I've emphasized elsewhere that every trade is a hypothesis. I find this to be a very useful framework for thinking about the logic of trading.
The specific conceptual schemes we use (technical analysis, reading market depth, historical models, Market Profile, etc.) help us frame our trading ideas. Certain schemes may be more or less helpful in the context of particular markets and time frames; the most important aspect of a conceptual scheme is that it make sense to the user and generate reliable and valid trading decisions.
When all is said and done, however, every directional trade idea boils down to a very simple proposition: "We will hit *this* price before we hit *that* price". In other words, we are placing bets that the stock, futures contract, or ETF will hit a target price level before it hits the level that stops us out and tells us we're wrong.
Viewing trading logic in this simple fashion, we can see three sources of "edge" in trading:
1) We are right more than we're wrong - In other words, we are good at generating promising hypotheses. Here the core skill is anticipating market moves. Our methods for reading supply and demand in the markets are so good that we are accurate in assessing direction.
2) We make more when we're right than when we're wrong for a given position - We may not be right more than we're wrong, but we are good at framing hypotheses with a favorable ratio of reward to risk. That is, we will make more money if we're right than if we're wrong because there is an asymmetry between the loss we'll take if we're stopped out and the gain we'll achieve if we hit our target. Here the core skill is execution: getting into ideas at such good prices that risk/reward is in our favor.
3) We are bigger when we're right than when we're wrong - We may not be right more often than we're wrong, and we may have a relatively even balance of risk/reward. If, however, we are good at recognizing when we're right *as the trade is progressing*, we can then add to our size when we're right and keep size small when we're not. Here the core skill is sizing (position management): adding to winners and keeping losers modest.
When we lay out sources of edge in this manner, it becomes possible to ask: What is your core competency as a trader, and where can you make your greatest improvements?

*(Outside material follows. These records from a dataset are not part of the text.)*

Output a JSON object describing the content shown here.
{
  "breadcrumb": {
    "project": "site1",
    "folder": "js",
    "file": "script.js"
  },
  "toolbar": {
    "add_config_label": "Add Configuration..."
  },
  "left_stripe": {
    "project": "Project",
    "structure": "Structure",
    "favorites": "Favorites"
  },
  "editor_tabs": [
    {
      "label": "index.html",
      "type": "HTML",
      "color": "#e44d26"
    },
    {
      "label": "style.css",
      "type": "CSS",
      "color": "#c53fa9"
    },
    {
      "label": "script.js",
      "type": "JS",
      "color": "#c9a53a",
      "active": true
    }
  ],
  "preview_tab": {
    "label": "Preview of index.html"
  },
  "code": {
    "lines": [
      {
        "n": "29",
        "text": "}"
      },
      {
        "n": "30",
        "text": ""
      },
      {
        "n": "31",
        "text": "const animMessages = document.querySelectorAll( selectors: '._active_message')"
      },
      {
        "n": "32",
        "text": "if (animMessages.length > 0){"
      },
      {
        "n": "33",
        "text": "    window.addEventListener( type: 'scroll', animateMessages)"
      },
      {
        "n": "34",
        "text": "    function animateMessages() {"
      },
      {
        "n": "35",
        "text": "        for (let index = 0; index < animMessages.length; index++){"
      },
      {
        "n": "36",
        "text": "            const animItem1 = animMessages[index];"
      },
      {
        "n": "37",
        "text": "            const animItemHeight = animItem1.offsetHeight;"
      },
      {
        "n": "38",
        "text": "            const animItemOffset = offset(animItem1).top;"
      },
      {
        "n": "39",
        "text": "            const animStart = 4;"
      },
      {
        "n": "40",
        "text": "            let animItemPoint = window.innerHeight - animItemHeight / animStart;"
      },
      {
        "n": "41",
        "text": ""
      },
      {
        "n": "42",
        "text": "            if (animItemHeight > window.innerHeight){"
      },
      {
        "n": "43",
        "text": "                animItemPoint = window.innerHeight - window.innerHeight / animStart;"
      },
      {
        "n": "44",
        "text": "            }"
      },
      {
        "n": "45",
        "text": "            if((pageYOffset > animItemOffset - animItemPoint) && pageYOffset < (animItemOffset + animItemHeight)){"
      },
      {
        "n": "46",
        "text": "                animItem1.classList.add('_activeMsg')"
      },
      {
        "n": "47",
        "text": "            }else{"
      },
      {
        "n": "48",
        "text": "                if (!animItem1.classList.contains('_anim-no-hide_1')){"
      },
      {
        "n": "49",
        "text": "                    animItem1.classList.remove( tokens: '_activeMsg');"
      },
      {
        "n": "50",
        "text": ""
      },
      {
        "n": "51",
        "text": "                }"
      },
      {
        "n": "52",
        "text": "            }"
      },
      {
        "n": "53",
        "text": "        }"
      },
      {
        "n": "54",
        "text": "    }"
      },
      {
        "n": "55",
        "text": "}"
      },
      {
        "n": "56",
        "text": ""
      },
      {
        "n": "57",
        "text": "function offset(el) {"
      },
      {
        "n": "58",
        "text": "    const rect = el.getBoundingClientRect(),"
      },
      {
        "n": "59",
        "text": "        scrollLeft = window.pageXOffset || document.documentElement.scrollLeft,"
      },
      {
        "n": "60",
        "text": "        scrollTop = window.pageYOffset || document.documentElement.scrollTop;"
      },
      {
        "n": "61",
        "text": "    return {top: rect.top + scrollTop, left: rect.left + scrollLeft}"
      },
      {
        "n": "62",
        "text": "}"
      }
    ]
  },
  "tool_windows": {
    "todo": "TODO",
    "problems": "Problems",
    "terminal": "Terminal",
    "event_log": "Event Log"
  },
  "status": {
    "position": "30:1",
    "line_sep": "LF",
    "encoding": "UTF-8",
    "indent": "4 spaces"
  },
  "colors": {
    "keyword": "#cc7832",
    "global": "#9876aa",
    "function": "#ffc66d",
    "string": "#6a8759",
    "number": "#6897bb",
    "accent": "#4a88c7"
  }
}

My experience is that too many beginning traders shoot for number one--trying to be right most the time--when in fact the majority of profitable traders fall into the latter two categories (and often both). Execution and sizing may not offer the ego rewards of being right and outsmarting the market, but they embody a kind of reasoning that is essential to success, regardless of one's market, strategy, or time frame. The implications for self-coaching are profound: This post lays out many of the mistakes traders make as a result of faulty trading logic.